If the Browns were to move Odell Beckham, Jr. for any reason, do we think they would be able to get close to the package John Dorsey sent to New York for him in the first place (Beckham's $65M in guarantees at signing his extension with the Giants back in 2018 still leads the receiver position, according to Spotrac)? The Saints seemingly started entertaining the idea of possibly trading Michael Thomas shortly after that deal was done. And, again, while we can knock O'Brien all we like for the Hopkins trade, it was the receiver's contract demands – well known throughout the industry – that also limited his field of actual suitors.
Seems to me, there aren't that many teams eager to pay $20M for receivers. The idea that a great QB – especially once he starts making $40M a year – can help develop them at a cheaper rate, seems to be resonating. It will be very interesting to see if 2019 receiver first-round draft picks like Hollywood Brown and N'Keal Harry get their fifth-year options for 2023 picked up (at a cost of around $12M). As our cap and contract expert Joel Corry put it to me recently - "My advice to them would be to have a career year." Indeed.

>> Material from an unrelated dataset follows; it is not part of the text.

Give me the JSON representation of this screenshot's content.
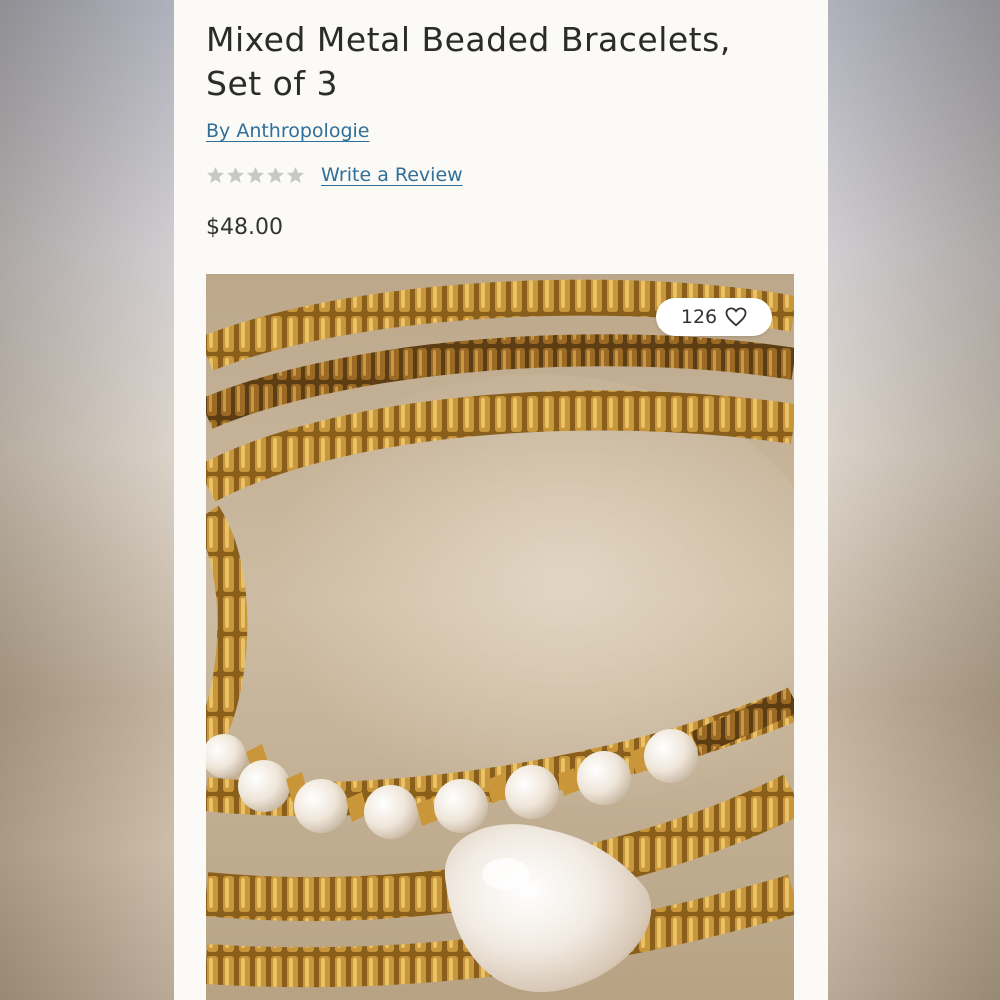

If Ju-Ju couldn't get $10M this year, and opted to stay put (like Hilton), and the top guys could not push back to $20M a year, are we certain a strong upper-middle class will develop between $12-$15M? Or will they be squeezed out in part by yet another wave of college standouts ready to make the leap? If the Falcons end up moving Jones for what the industry expects, it won't be great news for receivers, again.